Les Enfants du Paradis (1945), a melancholy masterpiece by Marcel Carné. It is worth seeing if only for the beauty of the filming and for its depiction of mime theater. Truffaut, who spent his life hating and envying Carné—as well he ought—once said he would trade all his films for this one movie. I agree entirely though that is not much praise for Carné. I don’t weep at movies, but I keep a handkerchief handy for this one.
Underground (1995), a bizarre historical fantasy and political allegory directed by the brilliant Bosnian (at that time Muslim) Emir Kusturica. During World War II, a group of Serbs is lured underground to work in a munitions factory, where they continue to slave away through the Tito years. The plot is too preposterous to be summarized, but I have discovered people who know nothing about either modern history or the Balkans who fell in love with the film. If there are any geniuses making films these days, Kusturica must lead the pack, and his surreal realism is enhanced by the Gypsy music score of Goran Bregović.

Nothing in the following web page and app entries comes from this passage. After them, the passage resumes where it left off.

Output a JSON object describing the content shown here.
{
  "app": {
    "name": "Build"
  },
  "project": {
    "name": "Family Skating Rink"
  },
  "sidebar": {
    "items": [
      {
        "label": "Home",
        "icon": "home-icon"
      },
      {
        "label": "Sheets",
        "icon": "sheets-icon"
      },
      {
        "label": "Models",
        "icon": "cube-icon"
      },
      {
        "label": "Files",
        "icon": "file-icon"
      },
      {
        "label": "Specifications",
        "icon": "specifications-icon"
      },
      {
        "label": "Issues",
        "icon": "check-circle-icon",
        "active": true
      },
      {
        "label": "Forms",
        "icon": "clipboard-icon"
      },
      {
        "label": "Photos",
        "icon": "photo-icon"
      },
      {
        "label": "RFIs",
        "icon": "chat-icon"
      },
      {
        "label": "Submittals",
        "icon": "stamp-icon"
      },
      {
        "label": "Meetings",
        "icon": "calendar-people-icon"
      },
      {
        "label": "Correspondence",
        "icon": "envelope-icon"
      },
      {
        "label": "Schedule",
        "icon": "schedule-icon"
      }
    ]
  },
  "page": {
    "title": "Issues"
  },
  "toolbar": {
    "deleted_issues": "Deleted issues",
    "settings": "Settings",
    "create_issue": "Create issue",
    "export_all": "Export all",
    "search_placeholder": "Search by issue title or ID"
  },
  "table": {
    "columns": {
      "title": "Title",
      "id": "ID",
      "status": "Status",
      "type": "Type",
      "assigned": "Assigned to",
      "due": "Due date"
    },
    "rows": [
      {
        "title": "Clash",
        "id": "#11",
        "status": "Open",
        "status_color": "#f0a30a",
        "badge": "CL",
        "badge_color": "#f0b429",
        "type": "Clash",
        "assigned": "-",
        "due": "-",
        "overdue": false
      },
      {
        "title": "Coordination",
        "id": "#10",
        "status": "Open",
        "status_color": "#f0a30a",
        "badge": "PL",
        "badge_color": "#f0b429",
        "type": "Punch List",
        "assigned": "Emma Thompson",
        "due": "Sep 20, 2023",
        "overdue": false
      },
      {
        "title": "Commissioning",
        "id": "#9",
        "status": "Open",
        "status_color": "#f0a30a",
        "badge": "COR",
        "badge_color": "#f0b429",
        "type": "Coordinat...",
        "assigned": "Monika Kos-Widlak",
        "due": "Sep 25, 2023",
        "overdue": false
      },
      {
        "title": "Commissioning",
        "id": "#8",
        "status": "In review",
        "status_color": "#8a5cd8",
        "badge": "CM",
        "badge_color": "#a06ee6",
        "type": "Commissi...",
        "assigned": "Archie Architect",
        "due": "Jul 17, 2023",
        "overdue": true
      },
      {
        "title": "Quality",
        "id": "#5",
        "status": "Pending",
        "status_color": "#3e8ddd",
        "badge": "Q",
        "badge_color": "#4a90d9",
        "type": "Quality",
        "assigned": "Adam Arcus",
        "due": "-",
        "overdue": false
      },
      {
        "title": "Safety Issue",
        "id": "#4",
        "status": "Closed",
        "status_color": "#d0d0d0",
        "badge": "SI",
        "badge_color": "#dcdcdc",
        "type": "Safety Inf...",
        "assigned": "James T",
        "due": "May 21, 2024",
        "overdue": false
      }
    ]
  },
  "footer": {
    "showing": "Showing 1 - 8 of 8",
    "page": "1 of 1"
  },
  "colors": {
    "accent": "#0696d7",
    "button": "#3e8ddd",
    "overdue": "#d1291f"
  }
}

The Testament of Doctor Mabuse (1933). In 1922 Fritz Lang had made a silent masterpiece, Doctor Mabuse the Gambler, four and a half hours about a criminal mastermind whose exploits typify the corruption of the Weimar Republic. In this sequel, Mabuse dies in a hospital, but his crime wave continues—I am not going to spoil it. Mabuse’s rhetoric is eerily reminiscent of statements made by the leaders of the Nazi Party. The film was banned, and Lang, though a famous director, fell into disrepute. As a Catholic with a mother who converted from Judaism, he had reason to be nervous and left. I rented this film on a whim: It is barely a talky—there is about as much spoken dialogue as could be represented by the captions in a silent—the sound and the video were scratchy, and my limited German, even with the aid of subtitles, is not conducive to enjoyment. And yet, and yet, the whole film is terrifying. Lang made many fine films, both in Germany and the United States, but this one haunted my dreams and scarred my waking life for weeks.
Yojimbo (1961). Akiro Kurosawa did 8 or ten films this good or better, but I find the comedy—and the moral actjion—of this film irresistible. The plot, later ripped off by Sergio Leone for his wretched Fistfull of Dollars, pits Toshiro Mifune as a comical samurai who plays off two sets of criminals until they have killed each other off. Of course, Kurosawa had in mind (though he did not rip off) Dashiel Hammet’s The Glass Key, which was made into a pretty good movie with Alan Ladd. In Yojimbo a samurai at loose ends and a sense of humor-—imagine a humane and intelligent prototype for Eastwood—-pits two sets of criminals against each other. Kurosawa took at least part of Hammet’s point in his novel and turned it into a comic masterpiece about political corruption and the creative uses of duplicity. If you don’t know Kurosawa’s work, this is a great place to start.
Thomas Fleming is president of the Fleming Foundation. He is the author of six books, including The Morality of Everyday Life and The Politics of Human Nature, as well as many articles and columns for newspapers, magazines,and learned journals. He holds a Ph.D. in Classics from the University of North Carolina, Chapel Hill and a B.A. in Greek from the College of Charleston. He served as editor of Chronicles: a Magazine of American Culture from 1984 to 2015 and president of The Rockford Institute from 1997-2014. In a previous life he taught classics at several colleges and served as a school headmaster in South Carolina.